- PROBLEM REQUIREMENTS -
Please report how many lines in the records below contain the word "Configuration", and give nothing else.

━━ RECORDS TO USE ━━

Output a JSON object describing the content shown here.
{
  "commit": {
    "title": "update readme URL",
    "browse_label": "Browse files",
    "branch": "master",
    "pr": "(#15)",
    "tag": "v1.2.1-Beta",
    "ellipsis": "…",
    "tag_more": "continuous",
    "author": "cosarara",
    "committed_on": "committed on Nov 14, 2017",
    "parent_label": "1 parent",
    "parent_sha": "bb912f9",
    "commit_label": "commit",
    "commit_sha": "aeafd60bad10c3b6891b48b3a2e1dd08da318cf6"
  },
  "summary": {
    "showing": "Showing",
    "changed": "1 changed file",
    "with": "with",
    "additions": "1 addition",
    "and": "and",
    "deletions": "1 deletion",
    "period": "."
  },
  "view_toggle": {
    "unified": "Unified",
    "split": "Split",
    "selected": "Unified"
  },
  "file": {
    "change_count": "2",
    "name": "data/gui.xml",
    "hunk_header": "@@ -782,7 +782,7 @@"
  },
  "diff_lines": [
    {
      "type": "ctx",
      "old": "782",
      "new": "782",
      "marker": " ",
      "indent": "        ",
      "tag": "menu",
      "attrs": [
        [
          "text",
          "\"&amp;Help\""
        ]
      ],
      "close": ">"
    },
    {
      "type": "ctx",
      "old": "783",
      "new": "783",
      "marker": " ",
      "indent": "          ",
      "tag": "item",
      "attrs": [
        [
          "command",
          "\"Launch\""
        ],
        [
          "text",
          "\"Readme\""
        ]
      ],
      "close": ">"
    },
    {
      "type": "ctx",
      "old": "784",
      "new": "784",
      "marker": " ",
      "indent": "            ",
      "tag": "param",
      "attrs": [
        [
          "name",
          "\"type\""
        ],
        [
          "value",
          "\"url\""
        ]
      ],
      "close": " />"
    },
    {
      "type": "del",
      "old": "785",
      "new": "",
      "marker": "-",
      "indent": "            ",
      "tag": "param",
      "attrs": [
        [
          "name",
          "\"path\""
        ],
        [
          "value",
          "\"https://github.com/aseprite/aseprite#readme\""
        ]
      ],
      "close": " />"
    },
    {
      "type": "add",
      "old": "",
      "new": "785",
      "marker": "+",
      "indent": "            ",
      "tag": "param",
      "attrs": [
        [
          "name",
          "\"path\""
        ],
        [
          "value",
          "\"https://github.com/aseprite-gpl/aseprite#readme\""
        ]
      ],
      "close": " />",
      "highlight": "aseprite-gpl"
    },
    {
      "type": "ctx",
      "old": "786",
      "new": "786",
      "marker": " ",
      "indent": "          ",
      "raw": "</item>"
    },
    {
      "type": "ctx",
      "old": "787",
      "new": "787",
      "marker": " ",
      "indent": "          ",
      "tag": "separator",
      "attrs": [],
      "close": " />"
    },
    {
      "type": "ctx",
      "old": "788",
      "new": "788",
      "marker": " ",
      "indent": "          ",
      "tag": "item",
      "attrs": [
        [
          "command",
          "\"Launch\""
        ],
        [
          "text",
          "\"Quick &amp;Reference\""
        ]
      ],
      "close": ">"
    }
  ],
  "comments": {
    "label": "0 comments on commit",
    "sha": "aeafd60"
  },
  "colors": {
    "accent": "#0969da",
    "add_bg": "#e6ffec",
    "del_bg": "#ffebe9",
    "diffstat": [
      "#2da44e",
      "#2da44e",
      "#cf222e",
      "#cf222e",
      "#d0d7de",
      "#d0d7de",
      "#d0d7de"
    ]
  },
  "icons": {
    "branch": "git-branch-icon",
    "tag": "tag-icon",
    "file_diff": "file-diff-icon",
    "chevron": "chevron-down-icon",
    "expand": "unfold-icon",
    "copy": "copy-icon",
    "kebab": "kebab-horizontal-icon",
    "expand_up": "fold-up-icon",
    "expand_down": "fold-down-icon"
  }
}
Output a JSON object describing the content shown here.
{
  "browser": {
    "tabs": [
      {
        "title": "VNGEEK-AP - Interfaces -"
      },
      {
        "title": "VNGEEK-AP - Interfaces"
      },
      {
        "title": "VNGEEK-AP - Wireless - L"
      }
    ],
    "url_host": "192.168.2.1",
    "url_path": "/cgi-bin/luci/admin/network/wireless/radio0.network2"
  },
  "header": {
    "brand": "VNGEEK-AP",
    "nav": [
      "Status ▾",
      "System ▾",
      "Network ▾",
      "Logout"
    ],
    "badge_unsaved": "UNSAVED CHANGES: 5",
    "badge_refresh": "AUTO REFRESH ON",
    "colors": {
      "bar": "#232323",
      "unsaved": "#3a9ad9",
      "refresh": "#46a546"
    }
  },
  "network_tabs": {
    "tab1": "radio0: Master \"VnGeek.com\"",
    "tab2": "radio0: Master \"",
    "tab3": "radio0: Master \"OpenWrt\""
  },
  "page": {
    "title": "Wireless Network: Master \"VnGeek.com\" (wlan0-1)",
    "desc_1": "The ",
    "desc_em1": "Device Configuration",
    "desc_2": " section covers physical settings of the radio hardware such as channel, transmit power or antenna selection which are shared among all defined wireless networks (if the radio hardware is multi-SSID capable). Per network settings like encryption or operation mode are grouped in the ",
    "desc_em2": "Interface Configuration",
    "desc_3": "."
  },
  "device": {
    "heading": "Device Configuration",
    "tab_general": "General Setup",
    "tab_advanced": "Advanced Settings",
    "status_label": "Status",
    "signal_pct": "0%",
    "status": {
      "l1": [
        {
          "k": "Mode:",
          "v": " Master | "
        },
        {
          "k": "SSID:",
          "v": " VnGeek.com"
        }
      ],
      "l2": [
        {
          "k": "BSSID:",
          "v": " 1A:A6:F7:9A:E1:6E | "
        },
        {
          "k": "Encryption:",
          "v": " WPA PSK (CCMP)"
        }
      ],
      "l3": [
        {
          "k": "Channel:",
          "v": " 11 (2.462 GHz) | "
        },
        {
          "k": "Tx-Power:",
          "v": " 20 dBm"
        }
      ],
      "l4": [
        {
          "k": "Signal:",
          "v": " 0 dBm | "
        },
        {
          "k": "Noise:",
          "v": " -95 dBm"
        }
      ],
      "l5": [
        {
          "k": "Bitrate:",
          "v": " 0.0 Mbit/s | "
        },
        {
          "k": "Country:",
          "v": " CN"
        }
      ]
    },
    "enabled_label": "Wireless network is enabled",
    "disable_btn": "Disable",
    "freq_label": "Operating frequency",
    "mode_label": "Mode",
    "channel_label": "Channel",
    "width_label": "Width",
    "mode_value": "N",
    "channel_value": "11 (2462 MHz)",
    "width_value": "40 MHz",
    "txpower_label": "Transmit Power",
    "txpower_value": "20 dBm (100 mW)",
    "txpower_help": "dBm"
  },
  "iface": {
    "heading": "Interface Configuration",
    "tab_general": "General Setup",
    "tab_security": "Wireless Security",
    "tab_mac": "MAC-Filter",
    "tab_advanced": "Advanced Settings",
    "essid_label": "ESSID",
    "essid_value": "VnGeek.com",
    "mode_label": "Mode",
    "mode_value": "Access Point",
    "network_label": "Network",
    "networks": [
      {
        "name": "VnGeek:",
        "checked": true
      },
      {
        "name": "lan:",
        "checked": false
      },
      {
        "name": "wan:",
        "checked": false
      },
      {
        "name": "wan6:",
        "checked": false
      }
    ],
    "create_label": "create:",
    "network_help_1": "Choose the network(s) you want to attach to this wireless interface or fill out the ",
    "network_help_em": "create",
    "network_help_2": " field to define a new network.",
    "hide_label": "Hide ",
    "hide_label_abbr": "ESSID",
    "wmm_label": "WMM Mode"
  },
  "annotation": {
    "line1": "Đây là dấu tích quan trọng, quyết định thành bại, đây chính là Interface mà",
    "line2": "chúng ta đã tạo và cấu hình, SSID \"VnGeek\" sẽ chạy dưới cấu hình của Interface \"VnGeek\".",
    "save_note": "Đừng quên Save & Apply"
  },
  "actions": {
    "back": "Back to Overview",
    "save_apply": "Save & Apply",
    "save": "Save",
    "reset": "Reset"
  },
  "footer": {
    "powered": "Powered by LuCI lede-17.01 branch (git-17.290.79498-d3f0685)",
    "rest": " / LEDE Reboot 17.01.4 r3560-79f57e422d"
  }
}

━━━

- SOLUTION TO THIS EXERCISE -
4